The Rainbow Jersey has been won by Bettini and lost by everybody else, but there’s still work to do. There are three classics to fight for, The Championship of Zurich, Paris-Tours and the final Monument of the year – the Giro di Lombardia. First up is Zurich and PEZ gives a little history of those 240 kilometeres around the hills close to the city of gnomes and bank vaults.
The race was first held in 1914, we make this the 91st edition but some folks say it’s the 92nd – whatever…yawn. In a surprise of massive proportions, most wins does not actually belong to Eddy Merckx, rather home boy, Henri Suter who won six times between 1919 and 1929.
Is it an error in the record-keeping? Nope, Eddy Merckx never actually won Zuri-Metzgete.

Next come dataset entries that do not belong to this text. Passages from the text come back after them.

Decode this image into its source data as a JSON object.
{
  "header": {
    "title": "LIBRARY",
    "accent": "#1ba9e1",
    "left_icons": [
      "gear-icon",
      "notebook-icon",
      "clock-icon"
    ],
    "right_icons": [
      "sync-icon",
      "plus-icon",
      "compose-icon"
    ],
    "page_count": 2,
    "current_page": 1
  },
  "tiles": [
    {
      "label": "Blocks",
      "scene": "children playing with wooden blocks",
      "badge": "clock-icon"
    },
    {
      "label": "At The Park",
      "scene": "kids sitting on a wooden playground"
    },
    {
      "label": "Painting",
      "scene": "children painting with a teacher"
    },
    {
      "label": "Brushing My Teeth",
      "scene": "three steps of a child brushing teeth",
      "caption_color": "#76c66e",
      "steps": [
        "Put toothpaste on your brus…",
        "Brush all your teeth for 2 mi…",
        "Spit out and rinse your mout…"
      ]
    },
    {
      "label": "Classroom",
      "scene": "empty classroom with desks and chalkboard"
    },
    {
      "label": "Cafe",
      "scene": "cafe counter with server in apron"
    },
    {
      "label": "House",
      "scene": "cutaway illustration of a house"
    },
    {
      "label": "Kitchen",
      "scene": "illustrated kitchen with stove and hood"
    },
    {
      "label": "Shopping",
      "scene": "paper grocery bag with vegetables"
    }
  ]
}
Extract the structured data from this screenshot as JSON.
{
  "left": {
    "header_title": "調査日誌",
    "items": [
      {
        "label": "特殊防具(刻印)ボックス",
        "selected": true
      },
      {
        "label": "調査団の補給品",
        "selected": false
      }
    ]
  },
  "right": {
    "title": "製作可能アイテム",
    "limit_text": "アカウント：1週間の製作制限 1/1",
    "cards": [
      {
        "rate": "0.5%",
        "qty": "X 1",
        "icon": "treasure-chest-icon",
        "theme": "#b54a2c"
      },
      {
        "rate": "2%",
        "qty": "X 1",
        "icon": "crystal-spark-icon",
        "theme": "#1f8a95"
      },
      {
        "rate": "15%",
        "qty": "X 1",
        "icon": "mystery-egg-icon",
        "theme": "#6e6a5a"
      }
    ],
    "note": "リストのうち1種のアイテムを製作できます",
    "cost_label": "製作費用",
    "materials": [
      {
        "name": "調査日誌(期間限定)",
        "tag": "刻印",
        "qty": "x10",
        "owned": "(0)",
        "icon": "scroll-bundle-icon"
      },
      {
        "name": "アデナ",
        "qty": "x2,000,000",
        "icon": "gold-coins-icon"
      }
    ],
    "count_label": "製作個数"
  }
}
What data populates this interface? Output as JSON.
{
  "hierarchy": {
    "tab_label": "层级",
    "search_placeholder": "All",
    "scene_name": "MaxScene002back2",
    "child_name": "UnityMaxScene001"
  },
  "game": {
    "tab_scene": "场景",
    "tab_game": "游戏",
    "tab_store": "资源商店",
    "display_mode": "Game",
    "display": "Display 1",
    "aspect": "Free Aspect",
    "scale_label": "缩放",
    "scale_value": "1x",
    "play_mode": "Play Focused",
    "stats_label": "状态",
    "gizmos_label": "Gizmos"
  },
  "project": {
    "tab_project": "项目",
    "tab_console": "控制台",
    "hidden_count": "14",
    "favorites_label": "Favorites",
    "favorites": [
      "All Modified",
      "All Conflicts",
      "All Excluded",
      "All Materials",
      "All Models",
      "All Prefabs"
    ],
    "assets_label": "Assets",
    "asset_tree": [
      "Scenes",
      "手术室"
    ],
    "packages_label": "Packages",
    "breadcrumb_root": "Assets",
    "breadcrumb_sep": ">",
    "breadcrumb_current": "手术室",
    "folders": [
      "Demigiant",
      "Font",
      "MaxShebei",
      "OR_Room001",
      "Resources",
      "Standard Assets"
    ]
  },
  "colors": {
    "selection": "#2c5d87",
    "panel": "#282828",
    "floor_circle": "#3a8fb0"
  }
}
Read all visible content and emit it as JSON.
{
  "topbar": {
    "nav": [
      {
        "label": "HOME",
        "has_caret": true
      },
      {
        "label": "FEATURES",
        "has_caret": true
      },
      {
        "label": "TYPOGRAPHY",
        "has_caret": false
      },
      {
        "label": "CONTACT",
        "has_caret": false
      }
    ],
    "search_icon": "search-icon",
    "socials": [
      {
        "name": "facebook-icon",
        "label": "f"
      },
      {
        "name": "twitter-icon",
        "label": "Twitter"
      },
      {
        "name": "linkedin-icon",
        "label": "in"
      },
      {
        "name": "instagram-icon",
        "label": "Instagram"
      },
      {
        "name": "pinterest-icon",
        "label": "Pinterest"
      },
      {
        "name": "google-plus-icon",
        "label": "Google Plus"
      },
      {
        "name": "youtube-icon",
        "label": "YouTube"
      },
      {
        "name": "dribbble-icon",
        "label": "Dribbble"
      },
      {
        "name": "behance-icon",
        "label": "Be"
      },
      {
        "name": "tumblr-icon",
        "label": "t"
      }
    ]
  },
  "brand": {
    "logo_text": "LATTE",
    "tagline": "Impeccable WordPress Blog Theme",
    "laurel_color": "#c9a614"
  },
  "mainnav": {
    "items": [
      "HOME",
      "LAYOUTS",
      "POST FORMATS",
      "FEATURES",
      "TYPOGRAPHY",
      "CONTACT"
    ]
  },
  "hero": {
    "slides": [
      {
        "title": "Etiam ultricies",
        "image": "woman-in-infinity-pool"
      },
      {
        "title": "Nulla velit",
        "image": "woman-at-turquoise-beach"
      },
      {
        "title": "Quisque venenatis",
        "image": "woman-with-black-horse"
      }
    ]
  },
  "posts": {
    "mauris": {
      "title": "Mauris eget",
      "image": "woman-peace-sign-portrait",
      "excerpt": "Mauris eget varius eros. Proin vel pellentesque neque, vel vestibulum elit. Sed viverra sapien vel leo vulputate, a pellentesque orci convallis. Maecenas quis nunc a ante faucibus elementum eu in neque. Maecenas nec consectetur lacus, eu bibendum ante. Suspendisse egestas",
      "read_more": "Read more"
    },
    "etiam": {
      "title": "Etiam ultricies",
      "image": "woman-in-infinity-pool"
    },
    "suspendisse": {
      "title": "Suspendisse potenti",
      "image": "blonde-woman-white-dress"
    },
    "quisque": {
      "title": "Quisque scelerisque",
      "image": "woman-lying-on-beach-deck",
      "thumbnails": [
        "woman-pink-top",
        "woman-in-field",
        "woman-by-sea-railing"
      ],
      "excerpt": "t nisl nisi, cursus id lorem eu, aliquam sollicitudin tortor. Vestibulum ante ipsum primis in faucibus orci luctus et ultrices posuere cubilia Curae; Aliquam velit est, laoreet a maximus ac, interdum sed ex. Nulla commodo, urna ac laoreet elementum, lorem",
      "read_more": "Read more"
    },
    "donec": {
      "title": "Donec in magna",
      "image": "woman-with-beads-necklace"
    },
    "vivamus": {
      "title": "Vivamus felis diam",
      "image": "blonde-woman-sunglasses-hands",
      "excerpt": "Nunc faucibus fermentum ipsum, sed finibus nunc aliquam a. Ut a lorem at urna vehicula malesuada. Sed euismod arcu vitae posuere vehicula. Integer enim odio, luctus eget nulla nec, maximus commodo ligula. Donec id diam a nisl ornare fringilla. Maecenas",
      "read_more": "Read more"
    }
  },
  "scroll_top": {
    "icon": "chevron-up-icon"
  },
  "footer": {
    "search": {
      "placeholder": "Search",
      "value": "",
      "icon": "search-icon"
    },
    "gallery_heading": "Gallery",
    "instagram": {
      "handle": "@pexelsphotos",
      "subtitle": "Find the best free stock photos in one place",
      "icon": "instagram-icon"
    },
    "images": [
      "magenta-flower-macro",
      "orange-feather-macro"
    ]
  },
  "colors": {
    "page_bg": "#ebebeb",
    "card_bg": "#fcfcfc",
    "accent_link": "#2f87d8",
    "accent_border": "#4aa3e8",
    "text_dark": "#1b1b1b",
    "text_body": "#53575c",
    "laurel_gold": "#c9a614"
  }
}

The legendary Eddy never actually triumphed here, one of only a handful of Europe’s great races which fail to appear on his palmares at least once. Eddy got closest in 1975 when he was second to Roger De Vlaeminck of Belgium.
De Vlaeminck wasn’t only Mr. Roubaix…he won a few other races as well.
Of the current generation it is newly-crowned world champion, Paolo Bettini who comes out on top with wins in 2001 and 2005. The last home win was in 2000 with Laurent Dufaux (yeah – the Festina guy).
Homeboy Dufaux got himself a win in 2000.
As far as I can establish, Zurich gave Poland her only classic win in 1999 when chunky Grzegorz Gwiadowski of Cofidis pulled-off the surprise of the year; nobody had heard of him before that, or since!
Grzegorz Gwiazdowski put Poland on the map for about four seconds when he took arguably the most improbable win surely in the history of Zurich, and perhaps bike racing.
As befits a nation where bank accounts are held for the rich from every country on the planet, the role of honour over the last 25 years is cosmopolitan with 12 nations represented. – Australia, Belgium, Canada, France, Germany, Holland, Italy, Poland, Portugal, Russia, Spain and Switzerland.
Phil Anderson got himself on the Order of Merit in Zurich with a win in 1984.
Phil Anderson of Australia became the first English-speaking winner in 1984 and was in fact the first Anglo to even stand on the podium. That’s if you discount New Zealand’s Eric McKenzie who ‘won’ in 1982…until they analysed his urine sample. The only other English-speaking winner was another Commonwealth rider, Steve Bauer of Canada in 1989. His win gave him a full-house of Zurich podiums; he was 2nd to Portugal’s Acacio Da Silva in 1986 and 3rd behind Ludo Peeters of Belgium in 1985.
Zurich has seen some impressive finishes, like this one between Michele Bartoli, Andrea Tafi, and Frank Vandenbroucke in 1998.
In the days when Zurich wasn’t far behind Le Tour on the calendar and American stars actually raced beyond the Champs Elysees they fared well here. Greg Lemond was 2nd behind Charly Mottet of France in 1990 and a precocious Lance was 2nd in 1992 behind a guy he would get to know better in the years to come – Viatcheslav Ekimov of Russia.
Mr. Armstrong had a few go’s at Zuri-Metzgete, but never managed the win.
A decade later, Lance was back on the podium – 3rd to Dario Frigo of Italy. Completing the list of Anglos was Max Sciandri’s 3rd behind Johan Museeuw of Belgium in 1991. He was actually Italian back then, but he’s British now and we need all the results we can get.
Ahhh, if he only knew how many 2nd’s were to come – this was Ullrich’s first in 1997 – behind the impressive Davide Rebellin.
Biggest ‘nearly’ man at Zurich has to be Jan Ullrich, second four times, in 1997, 2000, 2001 and 2003. That was back in the days when he actually used to bother to try and salvage his season with a late season ‘burst on the banjo’ (copyright David Duffield).
Favourites for 2006? It’s hard to go past Bettini, but any of the guys ‘in the mix’ at Salzburg could win it, we like Samuel Sanchez of Spain and Euskaltel.
How About A Closer Look At The Race Course